“I was always going to register to vote, but the fact that COVID happened and could have been handled better and the fact that police brutality is still happening make for extra voting motivation,” Koontz said.

According to The Conversation, the U.S. has one of the lowest rates of youth voter turnout in the world. With evidence and statistics from Super Tuesday, the 2020 presidential election is even worse than in previous years with only 1 in 5 young people casting ballots in their state’s primary. 

“Young people should register because they have a voice in determining who leads their country, and they should use it,” Koontz said. “I would like to see more of my class registering to vote.” 

Similar to Koontz, senior Trey Swingle registered far in advance of the Kansas voter registration deadline. Swingle voices that it is important for youth to register because it adds a new viewpoint in which politicians have to take into consideration to receive the youth vote. 
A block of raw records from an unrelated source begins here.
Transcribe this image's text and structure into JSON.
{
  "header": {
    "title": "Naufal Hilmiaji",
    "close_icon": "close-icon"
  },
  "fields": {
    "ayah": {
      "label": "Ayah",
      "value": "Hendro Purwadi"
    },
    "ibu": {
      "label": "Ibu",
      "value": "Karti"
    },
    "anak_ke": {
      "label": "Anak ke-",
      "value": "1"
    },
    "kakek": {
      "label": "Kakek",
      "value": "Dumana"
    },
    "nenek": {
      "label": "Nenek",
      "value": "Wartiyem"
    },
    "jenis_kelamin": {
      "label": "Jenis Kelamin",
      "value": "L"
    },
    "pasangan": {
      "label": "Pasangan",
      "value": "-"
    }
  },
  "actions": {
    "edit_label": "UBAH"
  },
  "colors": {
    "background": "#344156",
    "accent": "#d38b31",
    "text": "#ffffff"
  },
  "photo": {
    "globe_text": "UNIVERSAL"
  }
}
“Democracy is the cornerstone of our society,” Swingle said. “Why not exercise our rights given to us by our founding fathers, I was glad to be given the ability to vote in this election cycle.”

According to a survey of NHS seniors, 88% are not registered to vote. Although some were not of legal voting age, this number is higher than the national average. According to FairVoter, approximately 40% of eligible voters do not participate in presidential elections

“My decision to register mainly stems from my love of policy debate,” Swingle said. “It taught me how to interact with others and how the government interacts with me. Knowing that the government affects everyone even at the local level. Why would you not vote?

Koontz decided to vote through a mail in ballot because it is more convenient for him. Swingle on the other hand has decided to vote in person.

“I decided to vote in-person,” Swingle said. “The reason for this is that the alternatives only cause problems. Mail in voting has led to votes not being counted. Online voting hasn’t been tested enough and most security experts advise against it. With that being said the only other alternative would be in person voting.”

No matter whether in person, online, or by mail, the registration deadline for Kansas voters is Oct. 13. Election day this year will be Nov. 3. 

“Vote for what you believe,” Swingle said. “Don’t think about it as voting for the lesser of two evils, that is how morally horrendous people get elected.”